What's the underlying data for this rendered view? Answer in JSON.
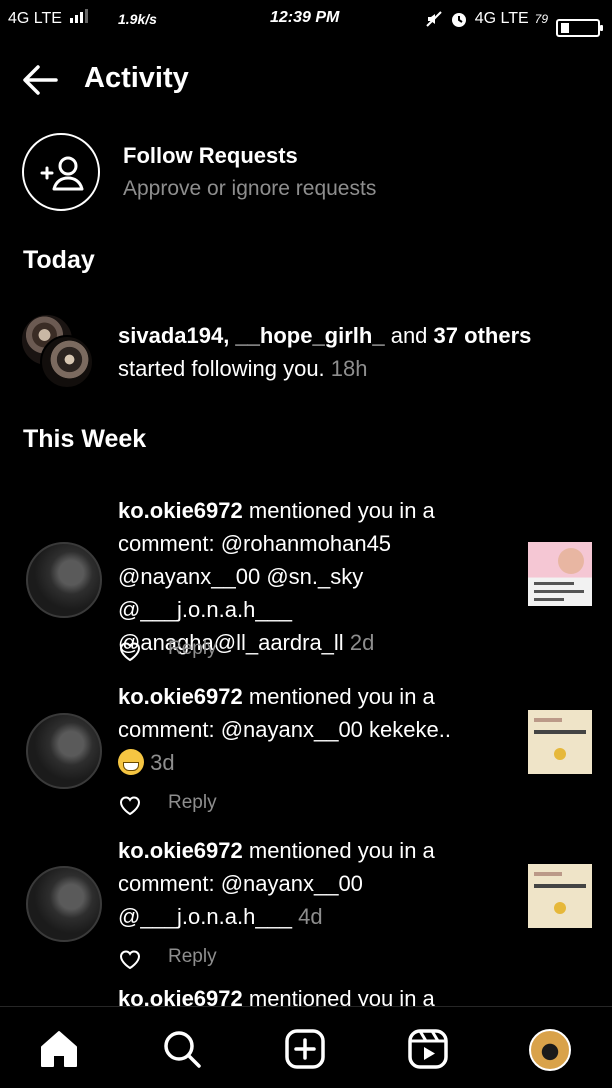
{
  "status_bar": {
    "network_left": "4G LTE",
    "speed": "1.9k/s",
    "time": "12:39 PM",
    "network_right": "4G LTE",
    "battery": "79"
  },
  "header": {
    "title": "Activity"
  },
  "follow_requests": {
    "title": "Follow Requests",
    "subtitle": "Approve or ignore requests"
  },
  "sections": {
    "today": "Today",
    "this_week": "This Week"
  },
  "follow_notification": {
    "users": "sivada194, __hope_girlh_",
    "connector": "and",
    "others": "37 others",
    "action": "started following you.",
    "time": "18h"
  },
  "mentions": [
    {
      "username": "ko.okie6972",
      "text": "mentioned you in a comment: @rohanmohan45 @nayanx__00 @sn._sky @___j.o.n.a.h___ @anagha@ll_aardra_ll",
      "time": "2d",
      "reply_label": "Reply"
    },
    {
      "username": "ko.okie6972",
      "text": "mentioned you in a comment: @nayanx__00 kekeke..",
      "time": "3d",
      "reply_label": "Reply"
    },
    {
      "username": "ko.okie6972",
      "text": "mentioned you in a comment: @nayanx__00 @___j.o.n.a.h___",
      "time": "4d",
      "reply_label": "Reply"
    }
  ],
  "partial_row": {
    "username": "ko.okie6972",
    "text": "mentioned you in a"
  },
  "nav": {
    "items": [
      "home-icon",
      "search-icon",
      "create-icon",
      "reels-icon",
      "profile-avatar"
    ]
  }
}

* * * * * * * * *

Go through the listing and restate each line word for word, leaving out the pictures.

Task result:
What's the underlying data for this rendered view? Answer in JSON.
{
  "status_bar": {
    "network_left": "4G LTE",
    "speed": "1.9k/s",
    "time": "12:39 PM",
    "network_right": "4G LTE",
    "battery": "79"
  },
  "header": {
    "title": "Activity"
  },
  "follow_requests": {
    "title": "Follow Requests",
    "subtitle": "Approve or ignore requests"
  },
  "sections": {
    "today": "Today",
    "this_week": "This Week"
  },
  "follow_notification": {
    "users": "sivada194, __hope_girlh_",
    "connector": "and",
    "others": "37 others",
    "action": "started following you.",
    "time": "18h"
  },
  "mentions": [
    {
      "username": "ko.okie6972",
      "text": "mentioned you in a comment: @rohanmohan45 @nayanx__00 @sn._sky @___j.o.n.a.h___ @anagha@ll_aardra_ll",
      "time": "2d",
      "reply_label": "Reply"
    },
    {
      "username": "ko.okie6972",
      "text": "mentioned you in a comment: @nayanx__00 kekeke..",
      "time": "3d",
      "reply_label": "Reply"
    },
    {
      "username": "ko.okie6972",
      "text": "mentioned you in a comment: @nayanx__00 @___j.o.n.a.h___",
      "time": "4d",
      "reply_label": "Reply"
    }
  ],
  "partial_row": {
    "username": "ko.okie6972",
    "text": "mentioned you in a"
  },
  "nav": {
    "items": [
      "home-icon",
      "search-icon",
      "create-icon",
      "reels-icon",
      "profile-avatar"
    ]
  }
}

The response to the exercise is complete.